WORK REQUIRED:
The records below must be copied out completely and exactly.

SUPPLIED RECORDS:
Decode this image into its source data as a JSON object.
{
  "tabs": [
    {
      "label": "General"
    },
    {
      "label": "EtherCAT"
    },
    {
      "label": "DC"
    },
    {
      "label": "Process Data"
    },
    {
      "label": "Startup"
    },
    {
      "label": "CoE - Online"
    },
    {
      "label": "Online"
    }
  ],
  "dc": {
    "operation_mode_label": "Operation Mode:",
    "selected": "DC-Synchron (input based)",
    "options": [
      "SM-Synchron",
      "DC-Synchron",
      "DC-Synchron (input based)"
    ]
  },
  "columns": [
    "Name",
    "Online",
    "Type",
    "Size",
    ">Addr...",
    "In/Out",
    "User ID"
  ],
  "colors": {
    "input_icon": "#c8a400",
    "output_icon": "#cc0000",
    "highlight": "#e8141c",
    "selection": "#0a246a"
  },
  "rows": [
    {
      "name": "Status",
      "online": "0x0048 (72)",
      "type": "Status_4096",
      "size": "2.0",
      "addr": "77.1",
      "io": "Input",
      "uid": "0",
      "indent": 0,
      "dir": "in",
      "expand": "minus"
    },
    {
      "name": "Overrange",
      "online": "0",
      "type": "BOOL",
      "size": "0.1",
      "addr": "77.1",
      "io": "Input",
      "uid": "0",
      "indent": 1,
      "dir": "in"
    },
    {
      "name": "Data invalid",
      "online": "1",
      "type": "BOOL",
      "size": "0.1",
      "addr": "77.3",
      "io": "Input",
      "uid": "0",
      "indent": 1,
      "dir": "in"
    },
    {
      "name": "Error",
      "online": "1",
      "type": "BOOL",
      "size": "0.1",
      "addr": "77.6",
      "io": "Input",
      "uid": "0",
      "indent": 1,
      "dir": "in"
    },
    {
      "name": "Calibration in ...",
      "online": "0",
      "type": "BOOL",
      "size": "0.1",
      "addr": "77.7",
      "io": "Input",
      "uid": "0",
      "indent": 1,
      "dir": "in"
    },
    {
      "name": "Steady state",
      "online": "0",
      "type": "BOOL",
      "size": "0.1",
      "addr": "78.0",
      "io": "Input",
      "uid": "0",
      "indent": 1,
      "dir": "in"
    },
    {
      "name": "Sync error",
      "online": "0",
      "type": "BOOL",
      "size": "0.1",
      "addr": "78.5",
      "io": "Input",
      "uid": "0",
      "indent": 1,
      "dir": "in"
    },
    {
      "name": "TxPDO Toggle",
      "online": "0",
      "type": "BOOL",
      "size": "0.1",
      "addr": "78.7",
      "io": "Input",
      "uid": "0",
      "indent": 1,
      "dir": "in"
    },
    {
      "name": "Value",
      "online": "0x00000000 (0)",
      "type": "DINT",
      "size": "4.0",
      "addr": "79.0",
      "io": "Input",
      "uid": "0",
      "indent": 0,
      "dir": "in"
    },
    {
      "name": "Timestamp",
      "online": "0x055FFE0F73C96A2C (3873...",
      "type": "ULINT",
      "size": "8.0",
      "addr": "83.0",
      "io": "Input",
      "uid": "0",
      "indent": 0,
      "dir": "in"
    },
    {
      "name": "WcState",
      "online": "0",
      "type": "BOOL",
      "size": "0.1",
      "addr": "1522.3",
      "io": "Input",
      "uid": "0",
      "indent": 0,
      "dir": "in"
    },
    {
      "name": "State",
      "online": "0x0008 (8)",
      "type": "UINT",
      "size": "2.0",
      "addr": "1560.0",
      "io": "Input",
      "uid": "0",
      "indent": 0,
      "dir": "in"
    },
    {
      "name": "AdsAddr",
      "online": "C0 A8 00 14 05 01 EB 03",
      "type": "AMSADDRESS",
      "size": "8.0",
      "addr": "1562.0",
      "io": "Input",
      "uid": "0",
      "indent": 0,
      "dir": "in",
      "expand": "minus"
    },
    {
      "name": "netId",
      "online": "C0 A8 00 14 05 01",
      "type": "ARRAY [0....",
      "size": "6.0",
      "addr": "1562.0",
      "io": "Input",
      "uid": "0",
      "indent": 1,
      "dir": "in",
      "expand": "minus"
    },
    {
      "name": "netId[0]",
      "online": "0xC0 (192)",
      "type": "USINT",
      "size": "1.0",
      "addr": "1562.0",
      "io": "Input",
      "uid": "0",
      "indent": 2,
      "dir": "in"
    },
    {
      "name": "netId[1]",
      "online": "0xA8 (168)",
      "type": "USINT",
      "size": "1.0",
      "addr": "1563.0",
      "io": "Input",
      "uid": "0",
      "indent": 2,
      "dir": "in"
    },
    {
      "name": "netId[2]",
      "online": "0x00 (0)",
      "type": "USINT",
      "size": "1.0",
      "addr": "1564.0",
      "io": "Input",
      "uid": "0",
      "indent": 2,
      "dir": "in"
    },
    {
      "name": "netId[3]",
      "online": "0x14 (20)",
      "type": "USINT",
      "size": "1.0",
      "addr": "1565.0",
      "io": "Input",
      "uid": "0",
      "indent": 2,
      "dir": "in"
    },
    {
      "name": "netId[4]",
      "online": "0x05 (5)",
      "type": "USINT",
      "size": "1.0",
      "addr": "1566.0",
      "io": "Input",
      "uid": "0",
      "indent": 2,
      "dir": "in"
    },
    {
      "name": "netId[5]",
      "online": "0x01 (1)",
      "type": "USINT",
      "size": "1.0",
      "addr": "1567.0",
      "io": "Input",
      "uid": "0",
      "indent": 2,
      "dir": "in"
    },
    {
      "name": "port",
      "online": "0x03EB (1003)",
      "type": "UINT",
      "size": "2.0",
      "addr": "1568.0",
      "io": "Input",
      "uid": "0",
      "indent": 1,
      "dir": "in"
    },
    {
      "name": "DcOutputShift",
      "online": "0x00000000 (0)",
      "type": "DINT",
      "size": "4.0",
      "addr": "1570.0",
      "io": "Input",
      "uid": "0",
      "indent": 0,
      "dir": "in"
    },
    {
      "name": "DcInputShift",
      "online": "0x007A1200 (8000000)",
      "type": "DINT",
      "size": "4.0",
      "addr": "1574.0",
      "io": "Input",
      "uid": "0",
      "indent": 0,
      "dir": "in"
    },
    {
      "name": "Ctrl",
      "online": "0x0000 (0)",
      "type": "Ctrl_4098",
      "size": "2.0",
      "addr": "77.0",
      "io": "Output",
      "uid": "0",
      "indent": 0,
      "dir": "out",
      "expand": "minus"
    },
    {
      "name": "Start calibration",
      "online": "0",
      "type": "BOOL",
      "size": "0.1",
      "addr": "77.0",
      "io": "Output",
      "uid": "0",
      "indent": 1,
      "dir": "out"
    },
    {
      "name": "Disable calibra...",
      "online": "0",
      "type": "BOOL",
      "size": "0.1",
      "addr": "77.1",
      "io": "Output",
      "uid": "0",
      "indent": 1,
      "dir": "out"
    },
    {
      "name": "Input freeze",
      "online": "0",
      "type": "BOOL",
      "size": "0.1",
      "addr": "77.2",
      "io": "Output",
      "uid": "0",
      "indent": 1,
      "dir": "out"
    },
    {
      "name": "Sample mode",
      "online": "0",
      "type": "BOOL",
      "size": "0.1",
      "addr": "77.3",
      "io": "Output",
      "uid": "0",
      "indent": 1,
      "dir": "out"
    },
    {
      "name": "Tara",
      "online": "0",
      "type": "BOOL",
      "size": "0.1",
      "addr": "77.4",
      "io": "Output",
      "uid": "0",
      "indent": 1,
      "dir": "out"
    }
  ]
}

SOLVED PROBLEM:
Decode this image into its source data as a JSON object.
{
  "tabs": [
    {
      "label": "General"
    },
    {
      "label": "EtherCAT"
    },
    {
      "label": "DC"
    },
    {
      "label": "Process Data"
    },
    {
      "label": "Startup"
    },
    {
      "label": "CoE - Online"
    },
    {
      "label": "Online"
    }
  ],
  "dc": {
    "operation_mode_label": "Operation Mode:",
    "selected": "DC-Synchron (input based)",
    "options": [
      "SM-Synchron",
      "DC-Synchron",
      "DC-Synchron (input based)"
    ]
  },
  "columns": [
    "Name",
    "Online",
    "Type",
    "Size",
    ">Addr...",
    "In/Out",
    "User ID"
  ],
  "colors": {
    "input_icon": "#c8a400",
    "output_icon": "#cc0000",
    "highlight": "#e8141c",
    "selection": "#0a246a"
  },
  "rows": [
    {
      "name": "Status",
      "online": "0x0048 (72)",
      "type": "Status_4096",
      "size": "2.0",
      "addr": "77.1",
      "io": "Input",
      "uid": "0",
      "indent": 0,
      "dir": "in",
      "expand": "minus"
    },
    {
      "name": "Overrange",
      "online": "0",
      "type": "BOOL",
      "size": "0.1",
      "addr": "77.1",
      "io": "Input",
      "uid": "0",
      "indent": 1,
      "dir": "in"
    },
    {
      "name": "Data invalid",
      "online": "1",
      "type": "BOOL",
      "size": "0.1",
      "addr": "77.3",
      "io": "Input",
      "uid": "0",
      "indent": 1,
      "dir": "in"
    },
    {
      "name": "Error",
      "online": "1",
      "type": "BOOL",
      "size": "0.1",
      "addr": "77.6",
      "io": "Input",
      "uid": "0",
      "indent": 1,
      "dir": "in"
    },
    {
      "name": "Calibration in ...",
      "online": "0",
      "type": "BOOL",
      "size": "0.1",
      "addr": "77.7",
      "io": "Input",
      "uid": "0",
      "indent": 1,
      "dir": "in"
    },
    {
      "name": "Steady state",
      "online": "0",
      "type": "BOOL",
      "size": "0.1",
      "addr": "78.0",
      "io": "Input",
      "uid": "0",
      "indent": 1,
      "dir": "in"
    },
    {
      "name": "Sync error",
      "online": "0",
      "type": "BOOL",
      "size": "0.1",
      "addr": "78.5",
      "io": "Input",
      "uid": "0",
      "indent": 1,
      "dir": "in"
    },
    {
      "name": "TxPDO Toggle",
      "online": "0",
      "type": "BOOL",
      "size": "0.1",
      "addr": "78.7",
      "io": "Input",
      "uid": "0",
      "indent": 1,
      "dir": "in"
    },
    {
      "name": "Value",
      "online": "0x00000000 (0)",
      "type": "DINT",
      "size": "4.0",
      "addr": "79.0",
      "io": "Input",
      "uid": "0",
      "indent": 0,
      "dir": "in"
    },
    {
      "name": "Timestamp",
      "online": "0x055FFE0F73C96A2C (3873...",
      "type": "ULINT",
      "size": "8.0",
      "addr": "83.0",
      "io": "Input",
      "uid": "0",
      "indent": 0,
      "dir": "in"
    },
    {
      "name": "WcState",
      "online": "0",
      "type": "BOOL",
      "size": "0.1",
      "addr": "1522.3",
      "io": "Input",
      "uid": "0",
      "indent": 0,
      "dir": "in"
    },
    {
      "name": "State",
      "online": "0x0008 (8)",
      "type": "UINT",
      "size": "2.0",
      "addr": "1560.0",
      "io": "Input",
      "uid": "0",
      "indent": 0,
      "dir": "in"
    },
    {
      "name": "AdsAddr",
      "online": "C0 A8 00 14 05 01 EB 03",
      "type": "AMSADDRESS",
      "size": "8.0",
      "addr": "1562.0",
      "io": "Input",
      "uid": "0",
      "indent": 0,
      "dir": "in",
      "expand": "minus"
    },
    {
      "name": "netId",
      "online": "C0 A8 00 14 05 01",
      "type": "ARRAY [0....",
      "size": "6.0",
      "addr": "1562.0",
      "io": "Input",
      "uid": "0",
      "indent": 1,
      "dir": "in",
      "expand": "minus"
    },
    {
      "name": "netId[0]",
      "online": "0xC0 (192)",
      "type": "USINT",
      "size": "1.0",
      "addr": "1562.0",
      "io": "Input",
      "uid": "0",
      "indent": 2,
      "dir": "in"
    },
    {
      "name": "netId[1]",
      "online": "0xA8 (168)",
      "type": "USINT",
      "size": "1.0",
      "addr": "1563.0",
      "io": "Input",
      "uid": "0",
      "indent": 2,
      "dir": "in"
    },
    {
      "name": "netId[2]",
      "online": "0x00 (0)",
      "type": "USINT",
      "size": "1.0",
      "addr": "1564.0",
      "io": "Input",
      "uid": "0",
      "indent": 2,
      "dir": "in"
    },
    {
      "name": "netId[3]",
      "online": "0x14 (20)",
      "type": "USINT",
      "size": "1.0",
      "addr": "1565.0",
      "io": "Input",
      "uid": "0",
      "indent": 2,
      "dir": "in"
    },
    {
      "name": "netId[4]",
      "online": "0x05 (5)",
      "type": "USINT",
      "size": "1.0",
      "addr": "1566.0",
      "io": "Input",
      "uid": "0",
      "indent": 2,
      "dir": "in"
    },
    {
      "name": "netId[5]",
      "online": "0x01 (1)",
      "type": "USINT",
      "size": "1.0",
      "addr": "1567.0",
      "io": "Input",
      "uid": "0",
      "indent": 2,
      "dir": "in"
    },
    {
      "name": "port",
      "online": "0x03EB (1003)",
      "type": "UINT",
      "size": "2.0",
      "addr": "1568.0",
      "io": "Input",
      "uid": "0",
      "indent": 1,
      "dir": "in"
    },
    {
      "name": "DcOutputShift",
      "online": "0x00000000 (0)",
      "type": "DINT",
      "size": "4.0",
      "addr": "1570.0",
      "io": "Input",
      "uid": "0",
      "indent": 0,
      "dir": "in"
    },
    {
      "name": "DcInputShift",
      "online": "0x007A1200 (8000000)",
      "type": "DINT",
      "size": "4.0",
      "addr": "1574.0",
      "io": "Input",
      "uid": "0",
      "indent": 0,
      "dir": "in"
    },
    {
      "name": "Ctrl",
      "online": "0x0000 (0)",
      "type": "Ctrl_4098",
      "size": "2.0",
      "addr": "77.0",
      "io": "Output",
      "uid": "0",
      "indent": 0,
      "dir": "out",
      "expand": "minus"
    },
    {
      "name": "Start calibration",
      "online": "0",
      "type": "BOOL",
      "size": "0.1",
      "addr": "77.0",
      "io": "Output",
      "uid": "0",
      "indent": 1,
      "dir": "out"
    },
    {
      "name": "Disable calibra...",
      "online": "0",
      "type": "BOOL",
      "size": "0.1",
      "addr": "77.1",
      "io": "Output",
      "uid": "0",
      "indent": 1,
      "dir": "out"
    },
    {
      "name": "Input freeze",
      "online": "0",
      "type": "BOOL",
      "size": "0.1",
      "addr": "77.2",
      "io": "Output",
      "uid": "0",
      "indent": 1,
      "dir": "out"
    },
    {
      "name": "Sample mode",
      "online": "0",
      "type": "BOOL",
      "size": "0.1",
      "addr": "77.3",
      "io": "Output",
      "uid": "0",
      "indent": 1,
      "dir": "out"
    },
    {
      "name": "Tara",
      "online": "0",
      "type": "BOOL",
      "size": "0.1",
      "addr": "77.4",
      "io": "Output",
      "uid": "0",
      "indent": 1,
      "dir": "out"
    }
  ]
}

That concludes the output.